ASSIGNED TASK ▸
Below are lines of data; give the number of them that contain "JSON", and only that.

INFORMATION GIVEN ▸
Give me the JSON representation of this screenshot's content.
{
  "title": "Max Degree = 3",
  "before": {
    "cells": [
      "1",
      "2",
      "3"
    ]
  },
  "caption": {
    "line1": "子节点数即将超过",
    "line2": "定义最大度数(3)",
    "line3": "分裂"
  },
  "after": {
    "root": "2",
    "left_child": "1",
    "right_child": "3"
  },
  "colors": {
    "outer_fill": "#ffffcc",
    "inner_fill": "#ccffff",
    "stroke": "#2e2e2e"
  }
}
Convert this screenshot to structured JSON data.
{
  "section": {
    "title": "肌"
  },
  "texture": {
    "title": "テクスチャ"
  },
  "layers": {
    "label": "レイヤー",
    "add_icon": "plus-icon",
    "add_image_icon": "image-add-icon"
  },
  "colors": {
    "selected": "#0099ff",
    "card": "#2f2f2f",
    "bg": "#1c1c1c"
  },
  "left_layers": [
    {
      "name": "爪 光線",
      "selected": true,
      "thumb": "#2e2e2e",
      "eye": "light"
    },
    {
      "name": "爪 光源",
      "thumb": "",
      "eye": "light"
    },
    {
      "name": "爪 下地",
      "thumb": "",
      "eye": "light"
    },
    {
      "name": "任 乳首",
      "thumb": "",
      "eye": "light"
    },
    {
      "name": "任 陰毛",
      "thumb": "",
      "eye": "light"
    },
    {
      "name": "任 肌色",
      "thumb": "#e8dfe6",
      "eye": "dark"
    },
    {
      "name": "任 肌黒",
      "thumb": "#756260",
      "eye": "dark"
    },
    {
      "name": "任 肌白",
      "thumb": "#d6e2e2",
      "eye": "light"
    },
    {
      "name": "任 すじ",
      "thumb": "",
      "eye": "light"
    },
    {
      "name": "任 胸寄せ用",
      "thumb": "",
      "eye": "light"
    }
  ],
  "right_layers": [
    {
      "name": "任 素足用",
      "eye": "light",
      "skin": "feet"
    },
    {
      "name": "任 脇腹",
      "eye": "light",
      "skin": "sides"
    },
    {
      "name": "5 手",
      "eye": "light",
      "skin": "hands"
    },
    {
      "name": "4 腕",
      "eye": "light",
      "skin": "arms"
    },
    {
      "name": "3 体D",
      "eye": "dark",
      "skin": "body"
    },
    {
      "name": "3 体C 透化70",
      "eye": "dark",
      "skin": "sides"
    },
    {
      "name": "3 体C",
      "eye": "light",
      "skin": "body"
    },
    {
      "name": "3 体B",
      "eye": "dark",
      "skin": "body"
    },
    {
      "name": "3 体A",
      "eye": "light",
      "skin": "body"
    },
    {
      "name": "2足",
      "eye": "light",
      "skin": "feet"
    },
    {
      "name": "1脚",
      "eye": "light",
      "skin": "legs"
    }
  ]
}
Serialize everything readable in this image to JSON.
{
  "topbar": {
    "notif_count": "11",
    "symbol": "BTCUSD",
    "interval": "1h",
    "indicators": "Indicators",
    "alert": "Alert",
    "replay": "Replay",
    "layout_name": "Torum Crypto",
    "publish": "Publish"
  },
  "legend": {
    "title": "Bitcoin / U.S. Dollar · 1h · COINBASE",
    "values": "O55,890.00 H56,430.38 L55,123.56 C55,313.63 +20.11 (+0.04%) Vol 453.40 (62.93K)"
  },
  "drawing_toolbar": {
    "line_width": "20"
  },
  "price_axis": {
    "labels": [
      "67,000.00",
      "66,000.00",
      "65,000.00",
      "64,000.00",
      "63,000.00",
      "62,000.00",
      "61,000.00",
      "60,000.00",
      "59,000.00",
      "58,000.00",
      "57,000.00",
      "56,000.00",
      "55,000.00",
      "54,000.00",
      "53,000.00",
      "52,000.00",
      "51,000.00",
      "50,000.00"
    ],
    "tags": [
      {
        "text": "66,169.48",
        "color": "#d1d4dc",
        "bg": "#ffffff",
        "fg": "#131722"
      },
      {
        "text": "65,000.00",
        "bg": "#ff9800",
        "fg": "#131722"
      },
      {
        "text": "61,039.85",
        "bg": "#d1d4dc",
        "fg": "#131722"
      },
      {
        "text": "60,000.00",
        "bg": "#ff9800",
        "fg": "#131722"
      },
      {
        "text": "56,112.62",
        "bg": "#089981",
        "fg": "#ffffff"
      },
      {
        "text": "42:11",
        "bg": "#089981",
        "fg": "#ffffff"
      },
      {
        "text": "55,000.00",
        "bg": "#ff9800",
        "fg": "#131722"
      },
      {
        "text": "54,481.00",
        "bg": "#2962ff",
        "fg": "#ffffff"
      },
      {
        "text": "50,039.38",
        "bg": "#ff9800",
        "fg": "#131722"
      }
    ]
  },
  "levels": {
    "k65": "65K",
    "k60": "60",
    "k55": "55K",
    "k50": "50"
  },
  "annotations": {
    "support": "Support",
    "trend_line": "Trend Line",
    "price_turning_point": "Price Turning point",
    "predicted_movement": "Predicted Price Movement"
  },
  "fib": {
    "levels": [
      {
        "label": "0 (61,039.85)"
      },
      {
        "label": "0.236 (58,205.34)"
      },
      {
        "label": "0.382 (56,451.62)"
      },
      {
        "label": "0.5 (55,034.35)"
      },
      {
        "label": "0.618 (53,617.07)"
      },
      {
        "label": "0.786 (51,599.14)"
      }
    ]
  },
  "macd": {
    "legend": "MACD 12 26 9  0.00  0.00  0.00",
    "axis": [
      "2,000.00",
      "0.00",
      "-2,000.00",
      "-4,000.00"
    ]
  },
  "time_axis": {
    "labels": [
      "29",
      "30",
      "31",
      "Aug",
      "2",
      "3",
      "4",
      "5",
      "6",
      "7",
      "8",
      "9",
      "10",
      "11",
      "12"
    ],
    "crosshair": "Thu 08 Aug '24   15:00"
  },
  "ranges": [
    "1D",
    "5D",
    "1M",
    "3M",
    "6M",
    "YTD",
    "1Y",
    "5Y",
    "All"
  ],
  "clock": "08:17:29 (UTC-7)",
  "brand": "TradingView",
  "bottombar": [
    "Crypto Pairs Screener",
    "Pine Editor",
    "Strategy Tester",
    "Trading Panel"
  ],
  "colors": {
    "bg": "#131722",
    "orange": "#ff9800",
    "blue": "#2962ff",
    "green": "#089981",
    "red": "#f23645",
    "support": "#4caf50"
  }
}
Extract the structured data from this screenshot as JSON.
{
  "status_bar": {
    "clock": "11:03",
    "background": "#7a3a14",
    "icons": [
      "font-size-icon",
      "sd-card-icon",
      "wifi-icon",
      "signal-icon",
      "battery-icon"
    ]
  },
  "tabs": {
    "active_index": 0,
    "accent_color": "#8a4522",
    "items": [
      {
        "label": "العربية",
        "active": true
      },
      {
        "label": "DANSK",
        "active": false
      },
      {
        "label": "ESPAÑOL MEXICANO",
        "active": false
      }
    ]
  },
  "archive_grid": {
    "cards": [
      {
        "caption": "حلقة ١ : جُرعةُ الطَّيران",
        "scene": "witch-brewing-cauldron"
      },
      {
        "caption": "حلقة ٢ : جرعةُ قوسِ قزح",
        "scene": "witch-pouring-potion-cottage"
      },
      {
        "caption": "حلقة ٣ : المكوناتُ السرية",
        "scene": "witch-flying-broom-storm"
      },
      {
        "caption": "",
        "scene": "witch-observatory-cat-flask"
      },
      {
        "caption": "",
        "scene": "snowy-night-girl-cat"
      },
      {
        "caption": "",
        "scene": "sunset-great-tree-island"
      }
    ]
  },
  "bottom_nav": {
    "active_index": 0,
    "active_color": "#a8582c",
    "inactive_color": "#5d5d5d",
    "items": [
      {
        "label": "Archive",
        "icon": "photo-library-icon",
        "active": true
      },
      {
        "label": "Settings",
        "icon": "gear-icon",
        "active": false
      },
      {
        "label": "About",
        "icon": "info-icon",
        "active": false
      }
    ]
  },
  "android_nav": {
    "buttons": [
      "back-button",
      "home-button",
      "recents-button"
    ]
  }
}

WRITTEN ANSWER ▸
4